Recent chromosome counts have shown that the north type and the third type both have chromosome counts of 2n=156, while the south type has a count of 2n=154, making it definitely a separate species.


Swampy areas, swamp forests, sago (Metroxylon) swamps, marshes, natural and man-made ponds, mostly in stagnant water bodies or in still pockets along slow flowing rivers, full sun to moderate shade, from sea level to 1300 m, but mostly less than 500 m altitude. Sometimes massed on or around logs or other floating vegetation, once recorded in a fresh-water mangrove (Sonneratia) growing among the finger-like pneumatophores. In some areas Ceratopteris exhibits a degree of seasonality, reaching maturity and shedding spores during the dry season; plants have lost nearly all sterile fronds by this stage.[3] The species has been reported to functionally be an annual, repopulating from spore the next season, but it is clearly of indefinite lifespan in cultivation.



Fronds are cooked and eaten as a vegetable in Madagascar,[4] New Guinea[citation needed], and Vietnam,[5] and raw as a salad in Micronesia.[citation needed] However, the plant is believed to contain carcinogenic chemicals.[citation needed]


Ceratopteris thalictroides is widely used as an aquarium plant, and is prized for its versatility, being used both as a floating plant and a plant that can be rooted in the substrate.[6]

In the Sepik region of New Guinea fronds are used as a personal decoration.[citation needed]


It grows best in soil with a pH reading of 5-9 and in very high amounts of light. It usually grows quickly.

Ceratopteris thalictroides can benefit (like all aquatic plants) from the addition of CO2. The plant's reproductive technique is similar to other ferns. Small adventitious plantlets are grown on the mother plant and are then released when ready.

It can provide useful shade to shyer fish and small fry. The dense roots are said to take nutrients out of the water helping to prevent the growth of algae.

See also[edit]
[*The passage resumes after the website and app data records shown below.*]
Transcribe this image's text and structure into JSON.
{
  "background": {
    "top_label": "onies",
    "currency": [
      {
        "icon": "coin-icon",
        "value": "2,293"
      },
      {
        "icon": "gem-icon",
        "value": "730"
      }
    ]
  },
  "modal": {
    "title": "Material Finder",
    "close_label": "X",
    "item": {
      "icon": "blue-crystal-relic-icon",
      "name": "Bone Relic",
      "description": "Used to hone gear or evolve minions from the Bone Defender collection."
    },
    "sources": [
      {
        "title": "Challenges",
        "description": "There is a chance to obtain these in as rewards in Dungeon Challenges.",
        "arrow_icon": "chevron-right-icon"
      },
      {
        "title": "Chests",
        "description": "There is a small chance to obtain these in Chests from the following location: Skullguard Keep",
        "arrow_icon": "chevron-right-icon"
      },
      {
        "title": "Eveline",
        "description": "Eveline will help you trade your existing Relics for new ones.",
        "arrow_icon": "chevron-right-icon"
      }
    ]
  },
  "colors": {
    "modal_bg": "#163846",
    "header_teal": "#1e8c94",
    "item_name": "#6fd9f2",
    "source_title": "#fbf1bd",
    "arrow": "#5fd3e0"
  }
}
  1. ^ Christenhusz, Maarten J. M.; Zhang, Xian-Chun; Schneider, Harald (18 February 2011). "A linear sequence of extant families and genera of lycophytes and ferns" (PDF). Phytotaxa. 19: 7–54. ISSN 1179-3163.
  2. ^ Pteridophyte and Gymnosperm Diversity in Musuan, Bukidnon. Victor B. Amoroso, Philippine Journal of Systematic Biology, June 2007; Accessed December 2010
  3. ^ a b Ceratopteris thalictroides in Australian National Herbarium
  4. ^ Grubben, G.J.H. & Denton, O.A. (2004) Plant Resources of Tropical Africa 2. Vegetables. PROTA Foundation, Wageningen; Backhuys, Leiden; CTA, Wageningen.
  5. ^ Tanaka, Yoshitaka; Van Ke, Nguyen (2007). Edible Wild Plants of Vietnam: The Bountiful Garden. Thailand: Orchid Press. p. 108. ISBN 9745240893.
  6. ^ Barry James (1986). A Fishkeeper's Guide to Aquarium Plants. Salamander Books, London & New York

External links[edit]